-- Extracted records follows --

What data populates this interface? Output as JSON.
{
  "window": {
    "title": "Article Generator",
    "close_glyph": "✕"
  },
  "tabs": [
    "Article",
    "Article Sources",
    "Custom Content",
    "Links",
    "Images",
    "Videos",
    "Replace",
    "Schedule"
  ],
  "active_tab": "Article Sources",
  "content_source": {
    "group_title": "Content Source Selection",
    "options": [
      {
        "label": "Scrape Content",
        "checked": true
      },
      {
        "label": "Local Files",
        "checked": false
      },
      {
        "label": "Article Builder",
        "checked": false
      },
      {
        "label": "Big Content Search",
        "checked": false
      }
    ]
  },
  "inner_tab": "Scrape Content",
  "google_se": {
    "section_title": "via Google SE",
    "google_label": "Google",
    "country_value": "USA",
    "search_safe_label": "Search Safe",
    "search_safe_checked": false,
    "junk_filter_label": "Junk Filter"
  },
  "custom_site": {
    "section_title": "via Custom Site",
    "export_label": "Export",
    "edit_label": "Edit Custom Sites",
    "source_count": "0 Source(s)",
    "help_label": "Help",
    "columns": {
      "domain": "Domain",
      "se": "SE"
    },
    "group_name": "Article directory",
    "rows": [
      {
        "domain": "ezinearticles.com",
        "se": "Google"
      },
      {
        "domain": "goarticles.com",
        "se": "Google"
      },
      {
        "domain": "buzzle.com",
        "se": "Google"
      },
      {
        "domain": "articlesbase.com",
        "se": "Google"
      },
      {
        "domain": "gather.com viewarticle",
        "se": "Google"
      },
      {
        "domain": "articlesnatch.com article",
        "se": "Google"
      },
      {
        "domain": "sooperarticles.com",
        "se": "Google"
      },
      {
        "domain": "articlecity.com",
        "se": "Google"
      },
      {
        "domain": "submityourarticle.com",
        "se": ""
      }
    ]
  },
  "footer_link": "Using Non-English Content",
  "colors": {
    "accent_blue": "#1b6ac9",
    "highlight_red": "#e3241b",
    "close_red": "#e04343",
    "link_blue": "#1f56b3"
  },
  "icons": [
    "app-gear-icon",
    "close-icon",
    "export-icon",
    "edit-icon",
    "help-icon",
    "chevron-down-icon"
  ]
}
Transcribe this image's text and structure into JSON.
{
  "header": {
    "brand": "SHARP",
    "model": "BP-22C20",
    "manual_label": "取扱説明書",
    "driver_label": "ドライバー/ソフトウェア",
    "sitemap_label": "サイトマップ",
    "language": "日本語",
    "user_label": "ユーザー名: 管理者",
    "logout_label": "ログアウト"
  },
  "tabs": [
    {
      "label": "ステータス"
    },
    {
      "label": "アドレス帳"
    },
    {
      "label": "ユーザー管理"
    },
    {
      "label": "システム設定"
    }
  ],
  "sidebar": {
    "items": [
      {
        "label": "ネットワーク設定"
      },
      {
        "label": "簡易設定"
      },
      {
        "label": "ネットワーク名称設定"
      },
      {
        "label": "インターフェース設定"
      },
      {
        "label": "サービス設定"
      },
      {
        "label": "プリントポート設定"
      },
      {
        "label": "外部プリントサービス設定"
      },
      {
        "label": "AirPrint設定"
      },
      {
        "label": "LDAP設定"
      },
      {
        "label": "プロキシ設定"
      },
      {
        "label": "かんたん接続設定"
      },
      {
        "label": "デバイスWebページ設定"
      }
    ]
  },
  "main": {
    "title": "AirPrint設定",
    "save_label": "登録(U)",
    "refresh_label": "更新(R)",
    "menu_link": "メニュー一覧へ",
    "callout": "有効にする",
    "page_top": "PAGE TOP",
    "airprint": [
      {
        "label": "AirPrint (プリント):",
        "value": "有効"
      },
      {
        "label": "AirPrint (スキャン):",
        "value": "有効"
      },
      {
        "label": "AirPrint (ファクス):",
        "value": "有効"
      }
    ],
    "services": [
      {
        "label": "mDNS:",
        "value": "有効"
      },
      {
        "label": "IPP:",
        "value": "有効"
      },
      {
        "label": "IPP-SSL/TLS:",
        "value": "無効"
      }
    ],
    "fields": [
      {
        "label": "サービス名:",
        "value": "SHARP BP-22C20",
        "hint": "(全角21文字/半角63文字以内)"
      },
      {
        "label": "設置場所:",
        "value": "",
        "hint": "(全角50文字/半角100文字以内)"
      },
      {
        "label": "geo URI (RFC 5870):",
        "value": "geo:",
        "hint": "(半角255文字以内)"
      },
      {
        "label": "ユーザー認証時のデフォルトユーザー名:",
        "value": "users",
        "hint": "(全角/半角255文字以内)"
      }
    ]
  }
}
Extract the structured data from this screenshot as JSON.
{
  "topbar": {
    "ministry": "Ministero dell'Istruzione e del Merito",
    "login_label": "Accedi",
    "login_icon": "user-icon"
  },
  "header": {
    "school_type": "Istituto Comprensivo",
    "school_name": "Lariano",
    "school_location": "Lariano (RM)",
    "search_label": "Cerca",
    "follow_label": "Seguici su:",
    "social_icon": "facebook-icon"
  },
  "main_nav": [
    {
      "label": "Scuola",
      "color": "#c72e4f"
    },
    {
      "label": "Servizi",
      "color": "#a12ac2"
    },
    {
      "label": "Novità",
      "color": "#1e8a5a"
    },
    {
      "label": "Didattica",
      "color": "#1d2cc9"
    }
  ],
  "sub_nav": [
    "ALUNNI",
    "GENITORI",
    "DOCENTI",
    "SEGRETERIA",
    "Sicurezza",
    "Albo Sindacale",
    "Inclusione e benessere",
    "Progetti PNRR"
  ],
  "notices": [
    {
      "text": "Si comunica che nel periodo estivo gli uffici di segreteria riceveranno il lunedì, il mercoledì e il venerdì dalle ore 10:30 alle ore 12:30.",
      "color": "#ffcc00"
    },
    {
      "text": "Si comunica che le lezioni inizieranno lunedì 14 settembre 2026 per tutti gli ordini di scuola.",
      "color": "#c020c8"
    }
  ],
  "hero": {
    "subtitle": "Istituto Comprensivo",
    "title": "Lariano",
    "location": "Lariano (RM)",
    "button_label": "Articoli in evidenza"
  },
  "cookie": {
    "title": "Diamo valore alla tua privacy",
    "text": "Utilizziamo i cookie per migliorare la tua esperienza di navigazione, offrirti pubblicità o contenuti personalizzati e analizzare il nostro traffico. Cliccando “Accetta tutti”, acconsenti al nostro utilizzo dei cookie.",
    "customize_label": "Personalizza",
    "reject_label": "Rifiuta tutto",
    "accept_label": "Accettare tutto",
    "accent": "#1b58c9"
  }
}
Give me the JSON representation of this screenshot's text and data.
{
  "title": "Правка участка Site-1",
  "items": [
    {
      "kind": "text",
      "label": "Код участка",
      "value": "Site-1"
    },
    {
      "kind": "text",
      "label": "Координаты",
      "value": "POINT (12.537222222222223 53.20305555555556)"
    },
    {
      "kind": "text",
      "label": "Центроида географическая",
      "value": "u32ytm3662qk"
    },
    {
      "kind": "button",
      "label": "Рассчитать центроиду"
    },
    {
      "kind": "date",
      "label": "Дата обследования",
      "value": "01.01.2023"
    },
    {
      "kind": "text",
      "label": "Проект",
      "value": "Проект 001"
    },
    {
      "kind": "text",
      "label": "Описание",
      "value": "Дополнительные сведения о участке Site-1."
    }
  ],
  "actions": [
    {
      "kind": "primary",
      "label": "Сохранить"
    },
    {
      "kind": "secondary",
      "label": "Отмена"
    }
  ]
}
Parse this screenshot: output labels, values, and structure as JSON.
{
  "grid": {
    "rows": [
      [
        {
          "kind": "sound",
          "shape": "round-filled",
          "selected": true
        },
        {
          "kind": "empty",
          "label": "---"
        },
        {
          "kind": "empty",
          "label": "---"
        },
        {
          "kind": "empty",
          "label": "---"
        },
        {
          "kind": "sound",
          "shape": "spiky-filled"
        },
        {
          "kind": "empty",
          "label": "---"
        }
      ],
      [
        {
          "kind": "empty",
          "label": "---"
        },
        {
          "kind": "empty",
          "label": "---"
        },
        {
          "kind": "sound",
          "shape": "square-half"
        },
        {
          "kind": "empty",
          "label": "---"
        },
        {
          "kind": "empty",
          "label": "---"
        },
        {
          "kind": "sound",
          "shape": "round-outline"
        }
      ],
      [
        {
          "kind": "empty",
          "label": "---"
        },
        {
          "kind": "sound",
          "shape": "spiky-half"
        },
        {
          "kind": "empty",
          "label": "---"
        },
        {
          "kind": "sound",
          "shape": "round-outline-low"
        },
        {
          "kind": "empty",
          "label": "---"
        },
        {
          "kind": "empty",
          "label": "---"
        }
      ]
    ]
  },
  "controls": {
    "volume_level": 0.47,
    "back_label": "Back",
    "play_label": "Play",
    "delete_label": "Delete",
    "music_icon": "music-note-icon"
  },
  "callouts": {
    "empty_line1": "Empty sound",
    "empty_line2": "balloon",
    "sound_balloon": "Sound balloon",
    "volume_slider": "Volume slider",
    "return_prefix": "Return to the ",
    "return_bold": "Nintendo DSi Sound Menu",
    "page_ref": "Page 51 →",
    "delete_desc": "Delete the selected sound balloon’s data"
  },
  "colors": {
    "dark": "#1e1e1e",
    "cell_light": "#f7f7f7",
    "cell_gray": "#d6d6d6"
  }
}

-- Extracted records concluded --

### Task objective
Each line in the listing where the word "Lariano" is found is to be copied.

### The completed task
    "school_name": "Lariano",
    "school_location": "Lariano (RM)",
    "title": "Lariano",
    "location": "Lariano (RM)",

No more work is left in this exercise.